### Activity
In how many lines of the entries below does "your" appear? Give only the number.

Top of Supplied data

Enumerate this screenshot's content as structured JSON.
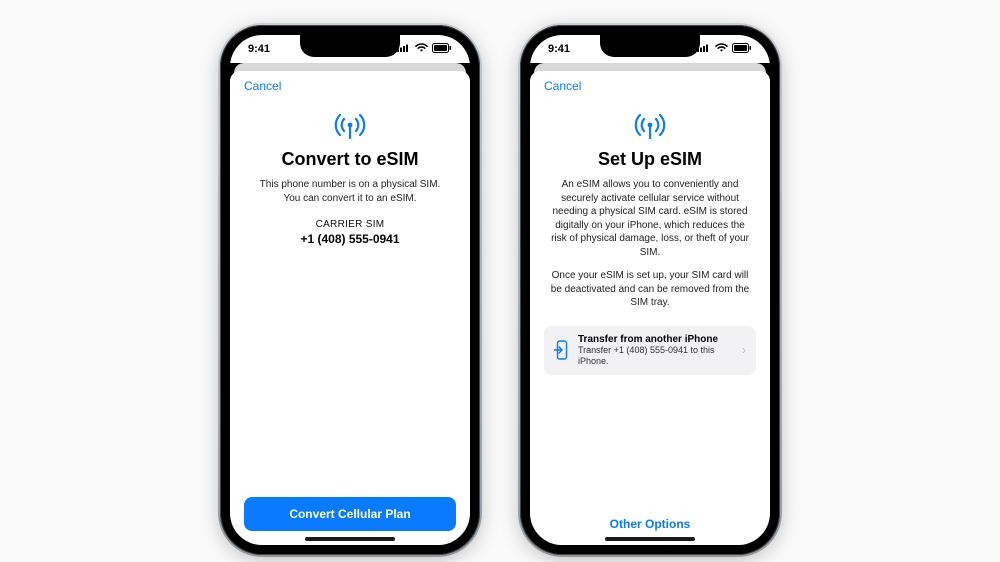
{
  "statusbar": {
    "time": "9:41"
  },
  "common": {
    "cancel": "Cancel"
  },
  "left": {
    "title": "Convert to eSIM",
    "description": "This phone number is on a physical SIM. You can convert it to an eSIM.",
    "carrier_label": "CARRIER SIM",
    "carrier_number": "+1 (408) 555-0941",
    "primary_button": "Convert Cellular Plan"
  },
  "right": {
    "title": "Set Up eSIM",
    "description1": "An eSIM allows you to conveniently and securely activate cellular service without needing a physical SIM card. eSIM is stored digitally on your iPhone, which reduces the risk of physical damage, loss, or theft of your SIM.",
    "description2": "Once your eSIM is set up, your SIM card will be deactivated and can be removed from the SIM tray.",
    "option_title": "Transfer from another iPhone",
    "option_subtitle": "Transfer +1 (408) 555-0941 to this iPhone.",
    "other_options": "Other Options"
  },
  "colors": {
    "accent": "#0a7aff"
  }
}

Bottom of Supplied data

### Written reply
2